**The task:**
Filter the records below, keeping only lines with the string "name".

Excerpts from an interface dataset
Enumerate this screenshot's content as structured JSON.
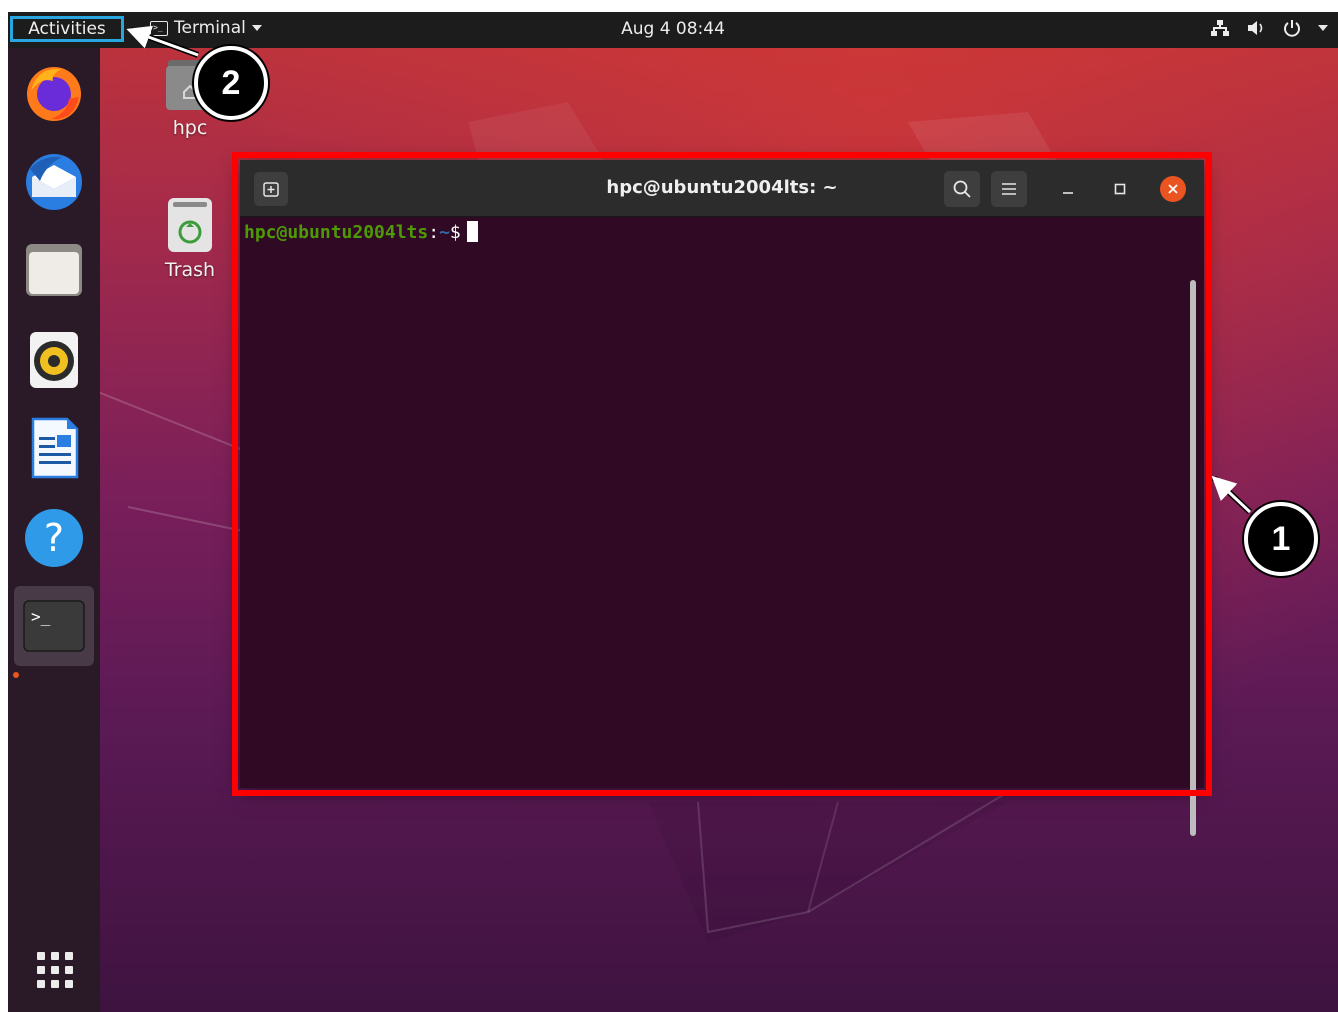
{
  "topbar": {
    "activities_label": "Activities",
    "app_menu_label": "Terminal",
    "clock": "Aug 4  08:44",
    "tray_icons": [
      "network-icon",
      "volume-icon",
      "power-icon",
      "chevron-down-icon"
    ]
  },
  "dock": {
    "items": [
      {
        "name": "Firefox",
        "icon": "firefox-icon"
      },
      {
        "name": "Thunderbird",
        "icon": "thunderbird-icon"
      },
      {
        "name": "Files",
        "icon": "files-icon"
      },
      {
        "name": "Rhythmbox",
        "icon": "rhythmbox-icon"
      },
      {
        "name": "LibreOffice Writer",
        "icon": "writer-icon"
      },
      {
        "name": "Help",
        "icon": "help-icon"
      },
      {
        "name": "Terminal",
        "icon": "terminal-icon",
        "running": true
      }
    ],
    "apps_grid_icon": "show-applications-icon"
  },
  "desktop": {
    "icons": [
      {
        "label": "hpc",
        "icon": "home-folder-icon"
      },
      {
        "label": "Trash",
        "icon": "trash-icon"
      }
    ]
  },
  "terminal": {
    "title": "hpc@ubuntu2004lts: ~",
    "prompt_user": "hpc@ubuntu2004lts",
    "prompt_sep": ":",
    "prompt_path": "~",
    "prompt_symbol": "$",
    "header_icons": [
      "new-tab-icon",
      "search-icon",
      "hamburger-menu-icon"
    ],
    "window_controls": [
      "minimize-icon",
      "maximize-icon",
      "close-icon"
    ]
  },
  "annotations": {
    "callout_1": "1",
    "callout_2": "2",
    "highlight_color": "#ff0000",
    "activities_highlight_color": "#27a6e0"
  },
  "colors": {
    "terminal_bg": "#300a24",
    "prompt_user": "#4e9a06",
    "prompt_path": "#3465a4",
    "accent": "#e95420"
  }
}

**Answer to this task:**
        "name": "Firefox",
        "name": "Thunderbird",
        "name": "Files",
        "name": "Rhythmbox",
        "name": "LibreOffice Writer",
        "name": "Help",
        "name": "Terminal",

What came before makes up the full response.